▶ **WORK INSTRUCTION**:
Whenever the word "warning" appears on a line of the material below, that line is counted; state the total alone.
+ + + + +
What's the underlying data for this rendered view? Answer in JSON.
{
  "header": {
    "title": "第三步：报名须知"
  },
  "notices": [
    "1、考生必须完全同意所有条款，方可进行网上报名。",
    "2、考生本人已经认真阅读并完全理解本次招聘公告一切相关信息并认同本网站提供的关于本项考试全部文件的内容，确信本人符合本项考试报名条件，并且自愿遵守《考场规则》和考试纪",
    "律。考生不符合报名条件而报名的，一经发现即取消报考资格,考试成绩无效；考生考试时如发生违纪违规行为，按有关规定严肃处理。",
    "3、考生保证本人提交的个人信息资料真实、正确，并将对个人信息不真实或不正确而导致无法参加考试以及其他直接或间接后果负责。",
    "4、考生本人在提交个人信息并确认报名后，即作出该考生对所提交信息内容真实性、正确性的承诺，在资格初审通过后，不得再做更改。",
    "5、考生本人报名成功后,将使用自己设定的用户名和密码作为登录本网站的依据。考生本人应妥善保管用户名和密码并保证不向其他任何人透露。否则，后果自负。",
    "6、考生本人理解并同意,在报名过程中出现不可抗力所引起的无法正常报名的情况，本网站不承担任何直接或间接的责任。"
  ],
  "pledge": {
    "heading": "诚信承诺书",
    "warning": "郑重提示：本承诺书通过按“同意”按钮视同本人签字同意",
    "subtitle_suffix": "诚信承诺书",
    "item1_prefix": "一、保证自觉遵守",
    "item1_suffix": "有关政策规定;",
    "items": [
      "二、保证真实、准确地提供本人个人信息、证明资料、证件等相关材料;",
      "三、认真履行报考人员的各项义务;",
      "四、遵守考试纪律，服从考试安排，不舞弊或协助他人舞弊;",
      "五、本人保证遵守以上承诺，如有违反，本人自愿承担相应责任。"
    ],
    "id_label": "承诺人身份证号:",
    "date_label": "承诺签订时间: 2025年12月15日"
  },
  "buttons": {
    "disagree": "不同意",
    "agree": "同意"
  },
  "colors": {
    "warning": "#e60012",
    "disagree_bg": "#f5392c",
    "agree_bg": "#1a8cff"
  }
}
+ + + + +
▶ **ANSWER SECTION**:
2